Counties call on state lawmakers to include all kids in universal pre-K programby jmaloni
Counties yesterday called on state lawmakers to include all preschool children in any effort to expand universal pre kindergarten in New York state.
"We applaud state and local officials for proposals to improve pre-kindergarten, and our members want to make sure that any attempt at expanding pre-K includes our children receiving preschool special education," said NYSAC President Mark R. Alger, the Steuben County manager.
Counties, which don't have education departments, pay for preschool special education. New York is the only state in the nation that mandates counties to fund the federally required preschool special education programming.
"County officials have no oversight or management function in this education program. We simply pay for the services and then bill the state of New York for a share of the cost," said Stephen J. Acquario, executive director of NYSAC. "One of the problems is that there is no single entity with oversight or accountability. School districts determine the needed services, providers are paid for the service, even when the child doesn't show up, and too many of these needy children fall through the cracks."
Currently, New York segregates how it provides pre-K education with two different systems: one for special needs children, administered through local health departments, and another through the state Department of Education for all others.
"As the father of a 4-year-old son and 9-year-old daughter with special needs, I know UPK can only be truly universal if it touches every preschool child in the state - especially those with special abilities," said Dutchess County Executive Marcus A. Molinaro in an op-ed published in the Rochester Democrat & Chronicle.Read the full op-ed here.

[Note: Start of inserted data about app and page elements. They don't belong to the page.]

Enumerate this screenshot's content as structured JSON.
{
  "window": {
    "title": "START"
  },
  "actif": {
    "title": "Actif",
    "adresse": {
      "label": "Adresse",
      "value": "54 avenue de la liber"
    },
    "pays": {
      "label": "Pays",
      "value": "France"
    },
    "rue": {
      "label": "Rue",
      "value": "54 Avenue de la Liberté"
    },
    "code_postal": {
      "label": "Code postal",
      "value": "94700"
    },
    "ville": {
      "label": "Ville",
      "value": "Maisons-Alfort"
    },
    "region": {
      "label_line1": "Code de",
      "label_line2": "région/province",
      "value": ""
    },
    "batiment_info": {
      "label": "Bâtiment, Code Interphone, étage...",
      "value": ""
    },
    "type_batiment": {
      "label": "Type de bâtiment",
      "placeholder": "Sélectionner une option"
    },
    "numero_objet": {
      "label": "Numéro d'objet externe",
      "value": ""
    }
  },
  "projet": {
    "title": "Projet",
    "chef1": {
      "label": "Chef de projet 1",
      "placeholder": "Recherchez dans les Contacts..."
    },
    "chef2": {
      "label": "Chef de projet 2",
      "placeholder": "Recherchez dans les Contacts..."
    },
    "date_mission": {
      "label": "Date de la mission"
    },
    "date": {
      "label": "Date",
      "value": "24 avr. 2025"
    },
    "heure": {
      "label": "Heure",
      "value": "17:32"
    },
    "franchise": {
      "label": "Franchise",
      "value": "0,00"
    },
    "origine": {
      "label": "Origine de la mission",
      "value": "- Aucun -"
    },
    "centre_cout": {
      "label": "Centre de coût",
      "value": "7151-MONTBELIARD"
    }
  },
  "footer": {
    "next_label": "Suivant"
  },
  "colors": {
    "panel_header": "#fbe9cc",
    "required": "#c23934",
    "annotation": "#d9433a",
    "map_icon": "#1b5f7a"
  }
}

A 2007 Task Force on Preschool Special Education reported preschool special education children perform better in a school environment with their non-disabled peers.
"There is no question that the expansion of pre-kindergarten will allow the state to build a much more efficient and higher quality system of care for these children," Acquario said. "Should the state enact reforms to expand pre-kindergarten education, we need to be sure to include all of our children."